    A federal call occurs when an investor's margin account lacks ...
Related Articles
  1. Trading

    Margin Trading

    Find out what margin is, how margin calls work, the advantages of leverage and why using margin can be risky.
  2. Trading

    A Guide to Day Trading on Margin

    Buying on margin is a good option if you don't have the cash to day trade.
  3. Managing Wealth

    What’s a Good Profit Margin for a New Business?

    Surprisingly, the younger your company is, the better its numbers may look.
  4. Investing

    A Look At Corporate Profit Margins

    Take a deeper look at a company's profitability with the help of profit margin ratios.
  5. Investing

    Finding Your Margin Investment Sweet Spot

    Borrowing to increase profits isn't for the faint of heart, but margin trading can mean big returns.
  6. Trading

    Introduction to Margin Accounts

    Find out what your broker is doing with your securities when you invest on margin.
RELATED FAQS
  1. How is buying on margin regulated by the Securities and Exchange Commission (SEC)?

    Learn how FINRA and the Federal Reserve regulate margin account trading, and understand how pattern day trading can impact ... Read Answer >>
  2. What are the different types of margin calls?

    Learn the differences between margin calls and fed margin calls while reviewing the definitions of each and how to satisfy ... Read Answer >>
  3. What is the difference between initial margin and maintenance margin?

    Learn the difference between an initial margin requirement and a maintenance margin requirement and how these affect an investor's ... Read Answer >>
  4. How are margin calls regulated by the SEC?

    Learn how FINRA and the Federal Reserve Board regulate trading in margin accounts, and see how brokers can liquidate positions ... Read Answer >>
  5. What are my options when I get a margin call?

    Understand what a margin call means and the two primary options for meeting a margin call, such as depositing additional ... Read Answer >>
  6. How much can I borrow with a margin account?

    Understand the basics of margin accounts and buying on margin, including what amount investors can typically borrow for purchases ... Read Answer >>
Hot Definitions
  1. Financial Advisor

    One who provides financial advice or guidance to customers for compensation.

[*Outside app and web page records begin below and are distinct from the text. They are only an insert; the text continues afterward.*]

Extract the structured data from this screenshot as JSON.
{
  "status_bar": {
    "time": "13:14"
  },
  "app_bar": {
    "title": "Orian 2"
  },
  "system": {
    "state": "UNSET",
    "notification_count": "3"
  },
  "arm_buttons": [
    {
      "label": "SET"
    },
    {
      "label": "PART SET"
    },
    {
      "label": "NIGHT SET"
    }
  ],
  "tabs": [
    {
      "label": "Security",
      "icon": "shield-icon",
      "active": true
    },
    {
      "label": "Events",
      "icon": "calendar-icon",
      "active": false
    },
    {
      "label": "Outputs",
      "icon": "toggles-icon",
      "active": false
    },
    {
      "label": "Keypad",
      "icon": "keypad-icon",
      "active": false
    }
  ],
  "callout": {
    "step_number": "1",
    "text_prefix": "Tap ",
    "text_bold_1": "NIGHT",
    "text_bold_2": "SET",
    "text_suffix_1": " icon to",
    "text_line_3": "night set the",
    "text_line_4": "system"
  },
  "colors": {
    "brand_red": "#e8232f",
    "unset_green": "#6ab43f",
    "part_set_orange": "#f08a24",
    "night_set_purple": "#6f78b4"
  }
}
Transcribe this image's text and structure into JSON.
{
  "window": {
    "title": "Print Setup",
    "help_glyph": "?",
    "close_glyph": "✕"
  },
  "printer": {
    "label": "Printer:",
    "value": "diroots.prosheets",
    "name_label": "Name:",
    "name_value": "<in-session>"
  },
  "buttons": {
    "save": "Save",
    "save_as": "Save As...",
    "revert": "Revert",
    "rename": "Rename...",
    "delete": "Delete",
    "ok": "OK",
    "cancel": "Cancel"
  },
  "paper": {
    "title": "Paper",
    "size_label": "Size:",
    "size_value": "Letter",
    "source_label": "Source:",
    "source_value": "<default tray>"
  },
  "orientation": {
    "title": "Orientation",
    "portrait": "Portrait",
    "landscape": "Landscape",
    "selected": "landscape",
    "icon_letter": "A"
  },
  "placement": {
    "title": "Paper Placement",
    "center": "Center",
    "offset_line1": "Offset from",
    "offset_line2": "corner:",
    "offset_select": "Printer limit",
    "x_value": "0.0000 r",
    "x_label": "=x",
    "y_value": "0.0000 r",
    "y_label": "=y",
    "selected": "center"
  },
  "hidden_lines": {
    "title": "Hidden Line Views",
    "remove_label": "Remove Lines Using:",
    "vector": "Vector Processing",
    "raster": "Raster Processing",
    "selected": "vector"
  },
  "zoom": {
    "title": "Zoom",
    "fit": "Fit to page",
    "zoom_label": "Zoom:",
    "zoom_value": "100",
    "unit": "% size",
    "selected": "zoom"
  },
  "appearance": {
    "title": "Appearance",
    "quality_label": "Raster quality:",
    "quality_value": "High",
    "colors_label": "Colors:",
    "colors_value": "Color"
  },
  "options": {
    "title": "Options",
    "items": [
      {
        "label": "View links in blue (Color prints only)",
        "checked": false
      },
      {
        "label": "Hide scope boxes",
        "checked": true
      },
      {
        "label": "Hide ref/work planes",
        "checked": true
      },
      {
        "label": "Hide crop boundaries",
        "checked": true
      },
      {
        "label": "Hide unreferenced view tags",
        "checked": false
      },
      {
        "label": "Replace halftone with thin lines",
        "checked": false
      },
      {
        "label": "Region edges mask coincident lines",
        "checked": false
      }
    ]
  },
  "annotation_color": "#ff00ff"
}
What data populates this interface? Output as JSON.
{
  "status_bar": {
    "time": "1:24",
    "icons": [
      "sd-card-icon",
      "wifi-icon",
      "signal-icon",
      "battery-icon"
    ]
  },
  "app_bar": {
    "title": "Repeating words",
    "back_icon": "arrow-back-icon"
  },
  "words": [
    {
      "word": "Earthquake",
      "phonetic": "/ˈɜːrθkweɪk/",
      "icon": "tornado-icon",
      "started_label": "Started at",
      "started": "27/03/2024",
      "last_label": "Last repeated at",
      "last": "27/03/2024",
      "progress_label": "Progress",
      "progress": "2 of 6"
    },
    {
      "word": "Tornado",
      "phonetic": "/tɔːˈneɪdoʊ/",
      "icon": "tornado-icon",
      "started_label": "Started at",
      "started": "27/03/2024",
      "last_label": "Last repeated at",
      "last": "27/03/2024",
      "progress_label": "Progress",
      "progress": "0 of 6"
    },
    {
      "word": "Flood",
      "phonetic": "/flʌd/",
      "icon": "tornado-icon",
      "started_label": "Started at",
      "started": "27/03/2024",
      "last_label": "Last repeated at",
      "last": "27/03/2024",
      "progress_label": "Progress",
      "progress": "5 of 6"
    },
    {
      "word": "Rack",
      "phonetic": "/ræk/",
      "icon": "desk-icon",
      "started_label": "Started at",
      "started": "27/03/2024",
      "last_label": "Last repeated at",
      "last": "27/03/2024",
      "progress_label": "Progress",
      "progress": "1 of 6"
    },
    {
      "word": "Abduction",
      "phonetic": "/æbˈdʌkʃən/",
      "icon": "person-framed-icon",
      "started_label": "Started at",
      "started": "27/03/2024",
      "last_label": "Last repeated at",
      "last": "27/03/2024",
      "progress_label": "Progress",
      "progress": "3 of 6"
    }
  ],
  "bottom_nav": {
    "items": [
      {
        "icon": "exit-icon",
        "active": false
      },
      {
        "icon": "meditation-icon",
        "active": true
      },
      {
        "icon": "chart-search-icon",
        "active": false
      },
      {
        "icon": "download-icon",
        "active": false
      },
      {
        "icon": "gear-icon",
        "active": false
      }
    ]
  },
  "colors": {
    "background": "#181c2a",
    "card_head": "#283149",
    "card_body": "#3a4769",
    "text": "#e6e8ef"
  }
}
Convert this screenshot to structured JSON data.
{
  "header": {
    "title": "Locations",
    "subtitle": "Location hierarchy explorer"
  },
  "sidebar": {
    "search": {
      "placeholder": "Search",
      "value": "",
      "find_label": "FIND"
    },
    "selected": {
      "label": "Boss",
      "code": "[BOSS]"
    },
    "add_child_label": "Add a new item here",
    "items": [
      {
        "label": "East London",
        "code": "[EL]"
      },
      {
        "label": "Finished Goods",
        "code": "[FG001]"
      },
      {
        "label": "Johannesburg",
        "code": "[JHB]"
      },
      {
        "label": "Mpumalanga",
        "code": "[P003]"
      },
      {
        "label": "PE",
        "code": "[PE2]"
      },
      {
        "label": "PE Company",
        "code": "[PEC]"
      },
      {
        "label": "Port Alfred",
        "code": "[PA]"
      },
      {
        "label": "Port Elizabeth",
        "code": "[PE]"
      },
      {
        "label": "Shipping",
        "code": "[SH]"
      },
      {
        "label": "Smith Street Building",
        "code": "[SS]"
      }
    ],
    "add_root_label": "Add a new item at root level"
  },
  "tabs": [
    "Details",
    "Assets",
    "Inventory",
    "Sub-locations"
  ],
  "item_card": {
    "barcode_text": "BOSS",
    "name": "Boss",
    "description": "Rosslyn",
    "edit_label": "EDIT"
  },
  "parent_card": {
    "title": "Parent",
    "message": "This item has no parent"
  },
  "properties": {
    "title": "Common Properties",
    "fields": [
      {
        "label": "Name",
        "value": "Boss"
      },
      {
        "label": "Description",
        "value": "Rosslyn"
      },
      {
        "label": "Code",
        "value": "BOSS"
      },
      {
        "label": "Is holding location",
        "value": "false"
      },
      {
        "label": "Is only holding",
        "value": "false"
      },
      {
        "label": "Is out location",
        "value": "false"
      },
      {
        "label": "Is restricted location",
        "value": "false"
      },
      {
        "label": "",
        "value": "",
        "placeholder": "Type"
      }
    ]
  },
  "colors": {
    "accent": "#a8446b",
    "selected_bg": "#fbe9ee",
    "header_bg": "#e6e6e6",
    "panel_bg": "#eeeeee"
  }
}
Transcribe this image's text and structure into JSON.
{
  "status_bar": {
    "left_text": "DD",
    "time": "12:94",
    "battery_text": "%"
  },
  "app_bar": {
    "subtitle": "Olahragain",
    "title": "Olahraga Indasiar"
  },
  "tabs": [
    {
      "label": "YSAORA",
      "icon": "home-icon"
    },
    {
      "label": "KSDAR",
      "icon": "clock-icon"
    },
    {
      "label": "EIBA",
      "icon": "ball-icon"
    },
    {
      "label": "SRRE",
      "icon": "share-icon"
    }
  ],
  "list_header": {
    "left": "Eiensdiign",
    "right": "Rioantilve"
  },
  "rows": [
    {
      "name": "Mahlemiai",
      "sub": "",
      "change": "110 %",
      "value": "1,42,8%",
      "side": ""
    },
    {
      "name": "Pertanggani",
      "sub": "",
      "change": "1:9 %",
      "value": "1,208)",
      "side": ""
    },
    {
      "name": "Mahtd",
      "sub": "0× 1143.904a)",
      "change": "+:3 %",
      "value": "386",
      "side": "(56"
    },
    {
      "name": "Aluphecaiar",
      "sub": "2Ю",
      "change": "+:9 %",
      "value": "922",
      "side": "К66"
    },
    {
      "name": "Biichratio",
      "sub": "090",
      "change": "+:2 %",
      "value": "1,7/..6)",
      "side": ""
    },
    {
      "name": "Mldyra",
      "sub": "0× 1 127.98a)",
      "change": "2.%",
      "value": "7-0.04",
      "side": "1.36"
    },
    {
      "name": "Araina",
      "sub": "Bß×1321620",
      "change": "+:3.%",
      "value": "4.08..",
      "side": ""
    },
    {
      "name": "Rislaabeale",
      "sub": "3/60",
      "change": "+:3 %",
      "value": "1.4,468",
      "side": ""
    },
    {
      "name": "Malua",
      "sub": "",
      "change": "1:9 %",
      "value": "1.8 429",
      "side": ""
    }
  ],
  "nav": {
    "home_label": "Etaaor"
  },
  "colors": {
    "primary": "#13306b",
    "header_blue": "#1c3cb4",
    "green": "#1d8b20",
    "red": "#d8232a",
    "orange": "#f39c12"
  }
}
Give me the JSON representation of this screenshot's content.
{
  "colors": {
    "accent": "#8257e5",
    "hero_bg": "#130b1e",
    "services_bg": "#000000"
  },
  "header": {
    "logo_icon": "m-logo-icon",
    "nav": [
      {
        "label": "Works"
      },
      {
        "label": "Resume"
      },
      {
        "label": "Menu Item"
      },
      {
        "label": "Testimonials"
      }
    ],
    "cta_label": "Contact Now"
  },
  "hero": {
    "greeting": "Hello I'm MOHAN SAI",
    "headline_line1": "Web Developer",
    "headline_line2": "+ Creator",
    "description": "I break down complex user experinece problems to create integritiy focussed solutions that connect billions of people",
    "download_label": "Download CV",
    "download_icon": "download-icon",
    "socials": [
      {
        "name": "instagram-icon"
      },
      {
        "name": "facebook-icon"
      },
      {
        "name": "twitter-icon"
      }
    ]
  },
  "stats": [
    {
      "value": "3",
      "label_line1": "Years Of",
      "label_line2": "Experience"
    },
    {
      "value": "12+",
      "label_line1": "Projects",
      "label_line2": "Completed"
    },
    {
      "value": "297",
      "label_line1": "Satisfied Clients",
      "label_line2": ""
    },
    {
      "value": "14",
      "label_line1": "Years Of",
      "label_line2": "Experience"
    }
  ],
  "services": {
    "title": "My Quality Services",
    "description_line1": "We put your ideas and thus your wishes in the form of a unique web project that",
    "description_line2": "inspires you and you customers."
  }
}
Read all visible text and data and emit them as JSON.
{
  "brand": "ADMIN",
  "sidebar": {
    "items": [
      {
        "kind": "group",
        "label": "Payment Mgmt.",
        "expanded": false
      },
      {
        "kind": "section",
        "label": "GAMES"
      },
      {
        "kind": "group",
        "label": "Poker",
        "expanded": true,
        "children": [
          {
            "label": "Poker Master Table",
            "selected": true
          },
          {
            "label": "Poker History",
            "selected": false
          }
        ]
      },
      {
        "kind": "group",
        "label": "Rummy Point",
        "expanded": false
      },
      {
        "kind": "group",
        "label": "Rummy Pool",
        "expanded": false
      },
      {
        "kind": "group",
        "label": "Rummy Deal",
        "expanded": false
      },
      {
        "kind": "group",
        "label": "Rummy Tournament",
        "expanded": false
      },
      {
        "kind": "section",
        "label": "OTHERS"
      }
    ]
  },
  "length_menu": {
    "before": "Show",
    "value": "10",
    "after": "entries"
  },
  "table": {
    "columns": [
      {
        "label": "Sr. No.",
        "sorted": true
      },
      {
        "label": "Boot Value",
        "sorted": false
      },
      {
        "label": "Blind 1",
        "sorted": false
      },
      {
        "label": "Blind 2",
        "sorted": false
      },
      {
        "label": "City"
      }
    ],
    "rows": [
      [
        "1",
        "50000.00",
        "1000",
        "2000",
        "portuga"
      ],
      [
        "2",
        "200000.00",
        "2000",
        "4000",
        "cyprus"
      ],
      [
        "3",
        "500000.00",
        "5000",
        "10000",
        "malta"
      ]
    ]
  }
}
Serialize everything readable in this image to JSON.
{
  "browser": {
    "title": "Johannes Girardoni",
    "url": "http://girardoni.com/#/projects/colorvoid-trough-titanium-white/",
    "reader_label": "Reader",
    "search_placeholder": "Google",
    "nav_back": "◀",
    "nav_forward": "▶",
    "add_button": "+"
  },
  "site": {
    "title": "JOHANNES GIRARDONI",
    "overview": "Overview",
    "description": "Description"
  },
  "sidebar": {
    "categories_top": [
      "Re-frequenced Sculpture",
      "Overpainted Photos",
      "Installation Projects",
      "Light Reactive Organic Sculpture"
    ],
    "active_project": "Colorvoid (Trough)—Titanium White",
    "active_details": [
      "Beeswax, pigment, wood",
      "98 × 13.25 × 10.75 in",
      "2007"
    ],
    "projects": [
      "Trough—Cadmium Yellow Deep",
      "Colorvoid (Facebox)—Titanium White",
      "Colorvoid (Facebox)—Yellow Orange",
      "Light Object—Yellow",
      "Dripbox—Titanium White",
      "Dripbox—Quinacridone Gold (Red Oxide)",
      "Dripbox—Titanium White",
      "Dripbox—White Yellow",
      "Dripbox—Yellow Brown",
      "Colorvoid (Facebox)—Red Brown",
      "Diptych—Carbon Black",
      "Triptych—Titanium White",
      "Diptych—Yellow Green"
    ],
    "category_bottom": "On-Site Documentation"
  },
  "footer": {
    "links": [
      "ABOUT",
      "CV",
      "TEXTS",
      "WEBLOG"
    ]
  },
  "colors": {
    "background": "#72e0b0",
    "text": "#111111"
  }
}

Financial advisors can provide many different ...
  2. Cost of Capital

    Cost of capital is the required return necessary to make a capital budgeting project, such as building a new factory, worthwhile.
  3. Sensitivity Analysis

    Sensitivity analysis is a technique used to determine how different values of an independent variable will impact a particular ...
  4. Terminal Value - TV

    The value of a bond at maturity, or of an asset at a specified, future valuation date, taking into account factors such as ...
  5. Trade War

    A negative side effect of protectionism that occurs when Country A raises tariffs on Country B's imports in retaliation for ...
  6. Generally Accepted Accounting Principles - GAAP

    The common set of accounting principles, standards and procedures that companies use to compile their financial statements. ...
Trading Center